There is need for concrete action against the rapid degradation of land and its harmful consequences for biodiversity and populations. This is according to the fifteenth session of the Conference of the Parties (COP15) , which opened Monday in Abidjan, Ivory Coast.
Less known than its "big sister" on the climate, this 15th Conference of the Parties (COP) of the United Nations Convention to Combat Desertification (UNCCD), addresses issues that are just as crucial at a time when the UN estimates that 40% of land is degraded worldwide.
Nine African heads of state, including Nigerien President Mohamed Bazoum, his Congolese counterpart Felix Tshisekedi and Togolese Faure Gnassingbé are expected around Ivorian President Alassane Ouattara.
French President Emmanuel Macron and European Commission President Ursula von der Leyen will take part in the debates by videoconference.
They will try to agree on concrete measures to stop the increase in desertification.
The African continent particularly the sahel continues to be affected by desertification. According to the UN Food and Agriculture Organization (FAO), nearly 4 million hectares of African forests are being cut down each year, at almost double the speed than the world's deforestation average.
The COP15 theme, ‘Land. Life. Legacy: From scarcity to prosperity', is a call to action to ensure land, the lifeline on this planet, continues to benefit present and future generations.

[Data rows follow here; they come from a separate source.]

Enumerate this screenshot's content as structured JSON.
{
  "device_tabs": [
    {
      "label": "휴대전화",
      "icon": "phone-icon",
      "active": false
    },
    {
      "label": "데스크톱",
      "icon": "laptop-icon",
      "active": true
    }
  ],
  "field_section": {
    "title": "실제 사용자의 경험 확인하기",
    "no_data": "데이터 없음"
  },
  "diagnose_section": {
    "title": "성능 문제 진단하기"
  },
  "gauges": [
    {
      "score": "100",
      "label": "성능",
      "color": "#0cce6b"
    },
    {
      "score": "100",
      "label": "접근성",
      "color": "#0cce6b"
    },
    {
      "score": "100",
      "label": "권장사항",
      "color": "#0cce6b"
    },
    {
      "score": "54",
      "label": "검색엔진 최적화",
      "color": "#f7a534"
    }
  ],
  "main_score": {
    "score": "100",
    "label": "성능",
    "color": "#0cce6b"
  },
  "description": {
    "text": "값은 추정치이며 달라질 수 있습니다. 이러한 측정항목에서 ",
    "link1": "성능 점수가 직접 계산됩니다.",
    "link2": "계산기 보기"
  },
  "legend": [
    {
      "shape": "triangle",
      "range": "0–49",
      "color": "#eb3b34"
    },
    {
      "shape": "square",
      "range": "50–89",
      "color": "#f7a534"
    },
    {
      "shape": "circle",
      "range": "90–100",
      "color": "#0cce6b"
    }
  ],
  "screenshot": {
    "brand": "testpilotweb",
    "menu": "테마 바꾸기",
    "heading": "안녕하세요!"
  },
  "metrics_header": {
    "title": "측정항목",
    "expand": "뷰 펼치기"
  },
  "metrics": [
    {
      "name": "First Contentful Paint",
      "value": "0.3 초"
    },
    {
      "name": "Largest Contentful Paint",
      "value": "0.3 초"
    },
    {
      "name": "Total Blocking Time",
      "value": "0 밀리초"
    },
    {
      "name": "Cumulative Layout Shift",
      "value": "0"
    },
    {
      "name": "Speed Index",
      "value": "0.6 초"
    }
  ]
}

"Look how the colour of our land has changed. Sometimes its red, sometimes its black, sometimes grains. Do you see? // The gas has burned all the land. The trees. The earth has changed color." the words of Moussa Mouhamadou Touré, Mbouna inhabitant, Cameroon